Psychiatric medication and the truth claims of the medical model
Posted Feb 11 2013 6:05am
Psychiatric medication can be seen in two different ways: as a tool or as a claim to the truth.
As a tool it can be simply evaluated. Does it improve the quality of life or not? It should have no prior assumption of value. There should be just one simple question that you would ask of any tool claiming to help: does it work or not?? To what degree does it help and to what degree, if any, does it hurt? Is the possibility of help worth the risk of hurt? I know people that in my opinion have been greatly helped by medication. I know many others it has been ineffective for. Unfortunately I know of far too many it has harmed, sometimes in ways not open to change. The research I know about says that its claims to effectiveness are inflated and its risks consistently downplayed or even ignored. Like all tools it seems to me a matter of individual choice. I would be very wary though of anyone who tries to tell me what I must or must not do without being willing to address the only issues that matter. Does it improve the quality of life and what potential costs does it carry with it that may cause further problems?
The real problem with medication is not its claims to be an effective tool. It is in its claim to be the truth. As a tool it can be judged on the data. As a claim to the truth it is a matter of faith. And when the two get mixed up the result is tragic.
Medication as truth is the ultimate pillar of the medical model. And the medical model, as argued many other places on this blog, offers a distorted view of mental health issues, but more importantly a distorted picture of people and what life is really about.
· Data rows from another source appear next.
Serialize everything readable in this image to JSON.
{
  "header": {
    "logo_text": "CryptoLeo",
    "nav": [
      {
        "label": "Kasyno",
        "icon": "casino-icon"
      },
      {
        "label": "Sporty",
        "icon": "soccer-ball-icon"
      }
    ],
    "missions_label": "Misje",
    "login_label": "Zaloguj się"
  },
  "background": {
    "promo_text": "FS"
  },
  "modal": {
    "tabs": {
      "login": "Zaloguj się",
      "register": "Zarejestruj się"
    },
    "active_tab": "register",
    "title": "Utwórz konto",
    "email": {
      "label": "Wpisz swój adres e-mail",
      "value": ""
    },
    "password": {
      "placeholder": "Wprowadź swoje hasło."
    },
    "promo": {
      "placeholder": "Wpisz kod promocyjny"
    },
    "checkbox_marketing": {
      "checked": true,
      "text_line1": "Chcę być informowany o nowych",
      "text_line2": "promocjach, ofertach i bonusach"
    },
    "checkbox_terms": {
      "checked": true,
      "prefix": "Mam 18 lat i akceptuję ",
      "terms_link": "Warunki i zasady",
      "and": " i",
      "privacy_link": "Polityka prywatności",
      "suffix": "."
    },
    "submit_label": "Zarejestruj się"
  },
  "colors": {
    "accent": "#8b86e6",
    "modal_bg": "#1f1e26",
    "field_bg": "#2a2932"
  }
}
It pictures a science that is more coloring book and crayons than it is science. It is bad philosphy dressed up in a white lab coat. It tells you neurology and biochemistry causes and ignores the fact it is also caused. It doesnt understand the role of meaning in human life and relegates human connection to a symptom of biological functioning. It assumes illness is more important than injury and in doing so removes the ethical context from the pain and trauma so many have lived with. It tells hurt people that they are simply sick and in doing so add injury to injury.
Medication “proves” the medical model and the medical model “proves” medication. If medication is worth the bucks then there must be a disease to medicate. If there is a disease then the medical thing to do is medicate it. Medication gives legitimacy and power to those in a medical role. Those in a medical role give legitimacy and power to those peddling medication. And everybody makes money. A lot of it.
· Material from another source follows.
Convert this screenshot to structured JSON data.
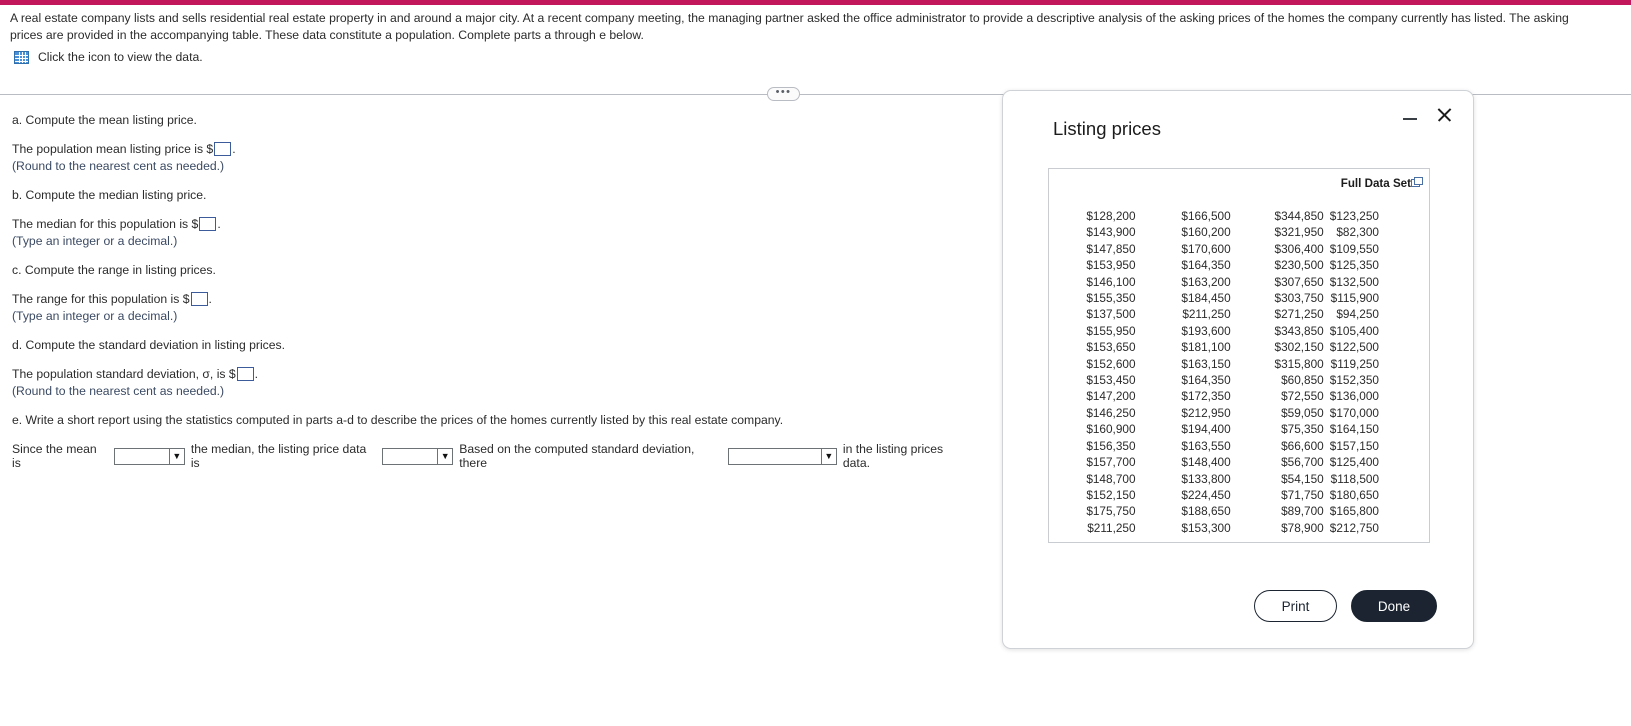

The operation of the mental health system based on the medical model requires the acceptance of the value of psychotropic medication as an article of religious faith. It is an article of faith that many have a profound stake in defending. But it is a claim harder and harder to defend. As a tool medication has without doubt helped many people. As claim to truth it has hurt countless others.
If we are to have a humane mental health system we must not allow anyone to be defined as less than human.
And there is much work to be done to that a reality for everyone.